Christ-Centered Immigration Policy
"Today, just as thousands of years ago, immigrants 'are part of the plan of God for the unfolding of world history.'"—Daniel Carroll
The key to immigration reform is found in the Bible.
God Loves the Stranger
Much of the Bible reads as the story of God's love for immigrants. Many of the great heroes of the scriptures were wanderers, refugees, or outsiders in some way or another, starting with Abraham. This was the identity of the people of God, which they were commanded to recite every year:
"Then you shall declare before the LORD your God: My father was a wandering Aramean, and he went down to Egypt with a few people and lived there and became a great nation, powerful and numerous. But the Egyptians mistreated us and made us suffer, putting us to hard labor. Then we cried out to the LORD, the God of our fathers, and the LORD heard our voice and saw our misery, toil, and oppression. So the LORD brought us out of Egypt … He brought us to this place and gave us this land, a land flowing with milk and honey." (Deut. 26: 5-9)

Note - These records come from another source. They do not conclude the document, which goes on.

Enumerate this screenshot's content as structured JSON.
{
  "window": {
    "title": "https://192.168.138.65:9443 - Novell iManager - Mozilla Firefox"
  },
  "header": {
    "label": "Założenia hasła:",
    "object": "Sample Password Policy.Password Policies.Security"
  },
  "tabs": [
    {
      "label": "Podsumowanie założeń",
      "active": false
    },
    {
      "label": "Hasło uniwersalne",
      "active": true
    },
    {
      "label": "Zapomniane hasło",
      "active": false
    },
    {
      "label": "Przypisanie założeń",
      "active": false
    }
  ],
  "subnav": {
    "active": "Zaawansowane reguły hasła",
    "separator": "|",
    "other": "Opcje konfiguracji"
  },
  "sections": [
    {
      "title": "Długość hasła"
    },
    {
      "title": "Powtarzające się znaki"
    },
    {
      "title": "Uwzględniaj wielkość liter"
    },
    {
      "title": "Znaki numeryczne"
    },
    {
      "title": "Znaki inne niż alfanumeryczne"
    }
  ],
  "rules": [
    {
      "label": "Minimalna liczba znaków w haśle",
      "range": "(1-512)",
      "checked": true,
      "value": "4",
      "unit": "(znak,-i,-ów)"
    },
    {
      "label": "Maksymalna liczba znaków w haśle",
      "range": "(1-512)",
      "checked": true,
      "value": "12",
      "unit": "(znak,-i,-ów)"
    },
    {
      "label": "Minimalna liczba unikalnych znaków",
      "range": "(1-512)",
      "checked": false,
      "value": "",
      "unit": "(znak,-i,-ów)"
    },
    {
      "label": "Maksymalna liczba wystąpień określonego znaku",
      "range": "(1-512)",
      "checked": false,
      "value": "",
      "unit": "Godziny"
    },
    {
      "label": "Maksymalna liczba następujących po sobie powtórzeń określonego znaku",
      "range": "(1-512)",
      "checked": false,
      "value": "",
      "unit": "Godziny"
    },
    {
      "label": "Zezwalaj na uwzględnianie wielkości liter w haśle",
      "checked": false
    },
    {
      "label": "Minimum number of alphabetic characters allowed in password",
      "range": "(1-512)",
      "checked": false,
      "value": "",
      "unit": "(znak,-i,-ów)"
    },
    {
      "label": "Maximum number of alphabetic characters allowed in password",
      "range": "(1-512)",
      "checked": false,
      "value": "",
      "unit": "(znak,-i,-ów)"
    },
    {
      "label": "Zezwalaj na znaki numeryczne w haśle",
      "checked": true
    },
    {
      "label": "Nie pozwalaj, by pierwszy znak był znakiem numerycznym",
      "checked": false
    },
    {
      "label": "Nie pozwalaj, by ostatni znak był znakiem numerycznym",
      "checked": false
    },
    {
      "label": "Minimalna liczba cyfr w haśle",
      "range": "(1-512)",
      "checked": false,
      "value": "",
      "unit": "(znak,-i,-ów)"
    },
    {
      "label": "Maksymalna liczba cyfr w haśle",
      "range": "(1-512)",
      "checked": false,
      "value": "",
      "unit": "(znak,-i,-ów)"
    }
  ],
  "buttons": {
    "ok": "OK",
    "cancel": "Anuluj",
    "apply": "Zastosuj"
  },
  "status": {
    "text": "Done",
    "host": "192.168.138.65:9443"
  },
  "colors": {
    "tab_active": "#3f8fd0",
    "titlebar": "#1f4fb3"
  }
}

- Israelites identified themselves as poor outsiders, the sons and daughters of a landless foreigner.
- They immigrated to a wealthy empire, the center of power in the world at that time.
- That power saw them as a threat because of their numbers and their distinct cultural identity
- The empire used them for cheap labor, but denied them any rights.
The parallels between the ancient Israelites in Egypt and the undocumented population in the U.S. today are striking. Most important to remember is that the Israelites, just as immigrants today, were under the protection of a God who heard their cries. In the Hebrew Scriptures, many if not most of those chosen to serve God had some sort of immigrant background.
Jacob—fled to his mother's native land to avoid his brother's anger (Gen. 27: 41-46)
Joseph—was a victim of human trafficking (Gen. 37: 1-28); his family eventually became economic refugees (Gen. 45:9-11)
The Israelites in Egypt—also victims of human trafficking, without legal rights (Exodus 1)
Moses—sought asylum in a foreign nation in order to avoid capital punishment (Ex. 2:11-15)
Ruth—immigrated in order to keep her family together (Ruth 1); eventually assimilated
David—political refugee; worked under a foreign power (1 Sam. 27)
Elijah—political and economic refugee; forced to live off of charity in a foreign land (1 Kings 17)
The Israelites in the exile—deported from their own homeland (2 Kings 25: 1-12)
Daniel—deportee; struggled against assimilation (Daniel 1)
Esther—daughter of exiles; successfully assimilated into Persian culture (Esther 2:5-7)
Nehemiah—descendant of exiles; successfully assimilated and then returned to his native land (Neh. 1-2)